Work request => Pull every line containing "title" from the data.

=-=-=-=-=

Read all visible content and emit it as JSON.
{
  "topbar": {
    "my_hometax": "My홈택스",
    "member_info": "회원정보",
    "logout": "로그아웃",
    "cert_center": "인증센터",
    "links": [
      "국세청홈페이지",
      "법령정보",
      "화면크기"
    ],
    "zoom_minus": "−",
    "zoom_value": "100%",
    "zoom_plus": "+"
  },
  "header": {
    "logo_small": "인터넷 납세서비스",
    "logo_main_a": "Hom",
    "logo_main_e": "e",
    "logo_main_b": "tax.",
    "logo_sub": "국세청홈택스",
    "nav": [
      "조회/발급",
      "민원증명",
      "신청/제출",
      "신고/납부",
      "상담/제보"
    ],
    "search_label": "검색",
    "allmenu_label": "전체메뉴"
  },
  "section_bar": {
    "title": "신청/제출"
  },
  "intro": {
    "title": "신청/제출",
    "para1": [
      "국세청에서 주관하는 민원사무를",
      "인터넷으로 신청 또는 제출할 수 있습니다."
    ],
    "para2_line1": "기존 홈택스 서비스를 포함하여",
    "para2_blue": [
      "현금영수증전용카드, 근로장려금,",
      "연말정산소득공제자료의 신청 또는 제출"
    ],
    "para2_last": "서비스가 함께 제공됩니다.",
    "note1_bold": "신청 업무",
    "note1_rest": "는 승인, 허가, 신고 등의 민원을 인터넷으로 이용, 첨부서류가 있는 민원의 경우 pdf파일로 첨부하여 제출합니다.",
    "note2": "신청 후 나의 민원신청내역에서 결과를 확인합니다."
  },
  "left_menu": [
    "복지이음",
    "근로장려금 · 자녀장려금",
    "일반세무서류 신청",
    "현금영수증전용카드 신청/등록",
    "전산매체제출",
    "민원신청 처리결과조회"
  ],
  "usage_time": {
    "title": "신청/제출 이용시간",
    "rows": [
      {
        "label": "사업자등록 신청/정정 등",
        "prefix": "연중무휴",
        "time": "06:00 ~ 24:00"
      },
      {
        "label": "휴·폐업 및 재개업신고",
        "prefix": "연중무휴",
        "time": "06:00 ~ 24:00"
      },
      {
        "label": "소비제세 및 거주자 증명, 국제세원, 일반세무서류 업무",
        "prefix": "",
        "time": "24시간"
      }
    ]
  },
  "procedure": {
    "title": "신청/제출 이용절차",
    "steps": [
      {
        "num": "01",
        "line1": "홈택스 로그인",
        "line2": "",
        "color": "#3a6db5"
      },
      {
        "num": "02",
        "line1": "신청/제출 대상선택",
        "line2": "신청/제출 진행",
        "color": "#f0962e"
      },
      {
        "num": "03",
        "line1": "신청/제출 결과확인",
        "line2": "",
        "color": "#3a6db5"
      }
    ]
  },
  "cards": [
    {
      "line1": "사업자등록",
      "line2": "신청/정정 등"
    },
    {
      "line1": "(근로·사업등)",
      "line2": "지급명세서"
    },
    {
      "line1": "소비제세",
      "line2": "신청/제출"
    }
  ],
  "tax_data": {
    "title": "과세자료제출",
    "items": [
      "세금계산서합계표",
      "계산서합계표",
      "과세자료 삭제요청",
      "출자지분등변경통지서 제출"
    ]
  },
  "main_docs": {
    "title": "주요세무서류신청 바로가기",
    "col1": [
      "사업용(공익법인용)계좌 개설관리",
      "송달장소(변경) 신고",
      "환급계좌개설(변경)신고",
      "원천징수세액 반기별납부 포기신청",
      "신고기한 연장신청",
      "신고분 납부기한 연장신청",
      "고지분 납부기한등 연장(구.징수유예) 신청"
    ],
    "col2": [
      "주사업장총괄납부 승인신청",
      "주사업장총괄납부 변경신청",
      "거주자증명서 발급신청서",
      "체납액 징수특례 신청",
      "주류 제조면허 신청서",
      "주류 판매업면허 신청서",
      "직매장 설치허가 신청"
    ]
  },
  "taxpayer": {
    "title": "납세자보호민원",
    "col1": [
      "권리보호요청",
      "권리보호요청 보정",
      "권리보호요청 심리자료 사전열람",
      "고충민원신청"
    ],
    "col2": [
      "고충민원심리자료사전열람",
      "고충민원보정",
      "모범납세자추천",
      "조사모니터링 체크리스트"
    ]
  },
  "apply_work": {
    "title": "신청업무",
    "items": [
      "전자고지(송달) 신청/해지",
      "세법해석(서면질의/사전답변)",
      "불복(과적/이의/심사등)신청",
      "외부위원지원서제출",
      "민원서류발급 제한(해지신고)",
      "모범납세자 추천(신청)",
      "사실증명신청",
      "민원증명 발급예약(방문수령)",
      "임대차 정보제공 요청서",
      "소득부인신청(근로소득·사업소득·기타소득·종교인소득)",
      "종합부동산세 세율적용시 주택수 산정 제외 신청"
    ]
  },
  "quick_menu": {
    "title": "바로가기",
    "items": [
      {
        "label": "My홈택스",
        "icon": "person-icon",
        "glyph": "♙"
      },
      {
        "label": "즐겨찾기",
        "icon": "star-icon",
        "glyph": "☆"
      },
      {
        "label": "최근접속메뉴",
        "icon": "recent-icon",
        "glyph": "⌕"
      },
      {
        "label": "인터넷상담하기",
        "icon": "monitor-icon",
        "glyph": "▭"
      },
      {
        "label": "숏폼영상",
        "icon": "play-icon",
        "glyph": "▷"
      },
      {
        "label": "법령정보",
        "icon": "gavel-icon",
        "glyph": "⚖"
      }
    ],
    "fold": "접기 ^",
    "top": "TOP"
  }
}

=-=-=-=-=

Output =>
    "title": "신청/제출"
    "title": "신청/제출",
    "title": "신청/제출 이용시간",
    "title": "신청/제출 이용절차",
    "title": "과세자료제출",
    "title": "주요세무서류신청 바로가기",
    "title": "납세자보호민원",
    "title": "신청업무",
    "title": "바로가기",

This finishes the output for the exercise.